Activity ::
Restate, word for word, each record that follows.

┌──

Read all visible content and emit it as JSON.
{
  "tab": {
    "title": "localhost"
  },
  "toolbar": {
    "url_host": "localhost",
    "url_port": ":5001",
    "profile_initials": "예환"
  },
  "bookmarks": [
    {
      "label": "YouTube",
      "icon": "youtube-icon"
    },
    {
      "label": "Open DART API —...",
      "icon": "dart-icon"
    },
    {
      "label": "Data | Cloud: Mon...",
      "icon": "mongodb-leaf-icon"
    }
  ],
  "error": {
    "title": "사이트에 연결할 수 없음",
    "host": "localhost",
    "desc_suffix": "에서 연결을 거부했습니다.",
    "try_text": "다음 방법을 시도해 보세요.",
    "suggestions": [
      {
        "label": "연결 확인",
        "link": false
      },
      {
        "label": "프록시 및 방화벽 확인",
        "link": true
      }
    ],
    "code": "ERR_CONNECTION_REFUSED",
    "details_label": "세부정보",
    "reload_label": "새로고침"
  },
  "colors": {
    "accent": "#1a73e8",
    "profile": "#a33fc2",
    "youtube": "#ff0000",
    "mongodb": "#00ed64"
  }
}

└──

Response for this exercise ::
Read all visible content and emit it as JSON.
{
  "tab": {
    "title": "localhost"
  },
  "toolbar": {
    "url_host": "localhost",
    "url_port": ":5001",
    "profile_initials": "예환"
  },
  "bookmarks": [
    {
      "label": "YouTube",
      "icon": "youtube-icon"
    },
    {
      "label": "Open DART API —...",
      "icon": "dart-icon"
    },
    {
      "label": "Data | Cloud: Mon...",
      "icon": "mongodb-leaf-icon"
    }
  ],
  "error": {
    "title": "사이트에 연결할 수 없음",
    "host": "localhost",
    "desc_suffix": "에서 연결을 거부했습니다.",
    "try_text": "다음 방법을 시도해 보세요.",
    "suggestions": [
      {
        "label": "연결 확인",
        "link": false
      },
      {
        "label": "프록시 및 방화벽 확인",
        "link": true
      }
    ],
    "code": "ERR_CONNECTION_REFUSED",
    "details_label": "세부정보",
    "reload_label": "새로고침"
  },
  "colors": {
    "accent": "#1a73e8",
    "profile": "#a33fc2",
    "youtube": "#ff0000",
    "mongodb": "#00ed64"
  }
}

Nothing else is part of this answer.